A beautiful day reveals beautiful cement walls that have to cure for at least 10 days without the building weight on them.  So, we have walls now, or at least partial walls.  There is a story here, so bear with me.  The jacking firm didn't want to risk any damage by raising this big old heavy building any more than they had to do.  So, the foundation building firm said that was fine, but they couldn't fully pour the walls and would instead, have to hire a mason to come in and finish the walls with cement block.  Unfortunately, the jacking firm had one of their I-beams in the way of the wall at the back of the building, so that also has to be built up with concrete block.  I dunno how they are going to get the I-Beam out of the way there, but after all, tomorrow is another day.

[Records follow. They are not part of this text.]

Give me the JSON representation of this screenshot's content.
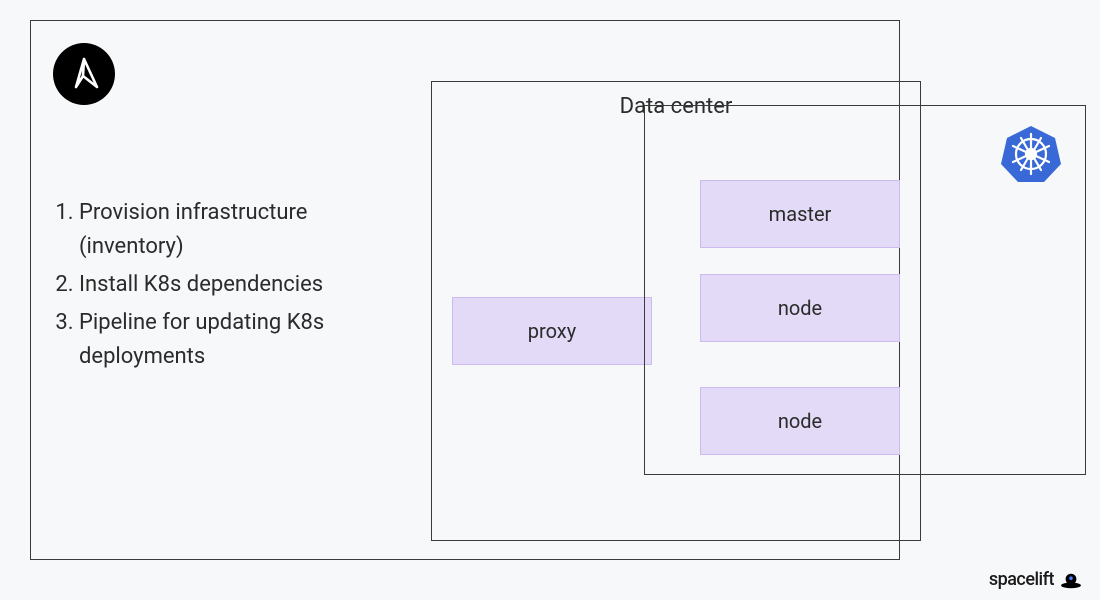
{
  "icons": {
    "ansible": "ansible-icon",
    "kubernetes": "kubernetes-icon",
    "brand": "spacelift-icon"
  },
  "steps": [
    "Provision infrastructure (inventory)",
    "Install K8s dependencies",
    "Pipeline for updating K8s deployments"
  ],
  "datacenter": {
    "title": "Data center",
    "proxy": "proxy",
    "nodes": [
      "master",
      "node",
      "node"
    ]
  },
  "brand": {
    "name": "spacelift"
  },
  "colors": {
    "node_bg": "#e3daf8",
    "node_border": "#cdbbf0",
    "k8s_blue": "#3969d6",
    "border": "#3a3a3a"
  }
}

 Unfortunately, the jacking firm had one of their I-beams in the way of the wall at the back of the building, so that also has to be built up with concrete block.  I dunno how they are going to get the I-Beam out of the way there, but after all, tomorrow is another day.


I love this photo of Greg standing in the soon-to-be-doorway of the lower level retail space.  For those of you who have been trespassing when no one is around and crawling around under the building (you know who you are, and so do we) This is the side of the basement that will have wooden walls, windows, and a door for the newly minted retail space.  


Look at how beautiful the footings are!  And for those of you, my dear readers, who think "I can't believe he just wrote about beautiful footings, whooda thought?" You are right!

And just so you understand the method of our madness, the rear of the building was raised first so that new foundation walls would be able to support the building perfectly before the front of the building gets raised.  These walls you see below are next.  

In which I love me some Slum and Blight



This will forever be my favorite photo of the ole' girl.  



In which the forms are built and cement is poured

While I was away, all of this happened. The forms went up, the drains went in, and the workmanship of Joe Thornley and his crew is magnificent.  


These are the forms for the foundation walls of the addition going up.  It was supposed to be our elevator shaft, but we have since abandoned that idea.  Now the top two floors will become more space for the apartment, which works well too.  


 This wall was so tall that we had to add a support column to it. When I say "we," I mean everyone but me.
 Hopefully this drain system will keep the basement space nice and dry, a feat considering we are at the very bottom of a very long hill. While I was driving my mom to Florida, Greg spent days here hand digging for the drainage system....its ok though, he left me quite a project underneath the building!!


 This is the inside view of the addition.  I got back just in time to see them pour the walls 

A good shot of the big dig...Its about 8 feet down from grade.  Most of this channel was hand dug.  The drainage system is under the stone.  Once the walls have cured, this will all be back filled and graded.


Getting ready to pour!  This area has to be done in sections because the wall is so tall.  The corner in the lower left of the photo will get an initial pour of cement, then rebarred while still wet, and then more forms will be built on top tomorrow and the rest of the wall will be poured. 

I stood inside the building, watching them pour cement into the forms for the foundation walls through the hole in the floor where the chimney used to be.  

video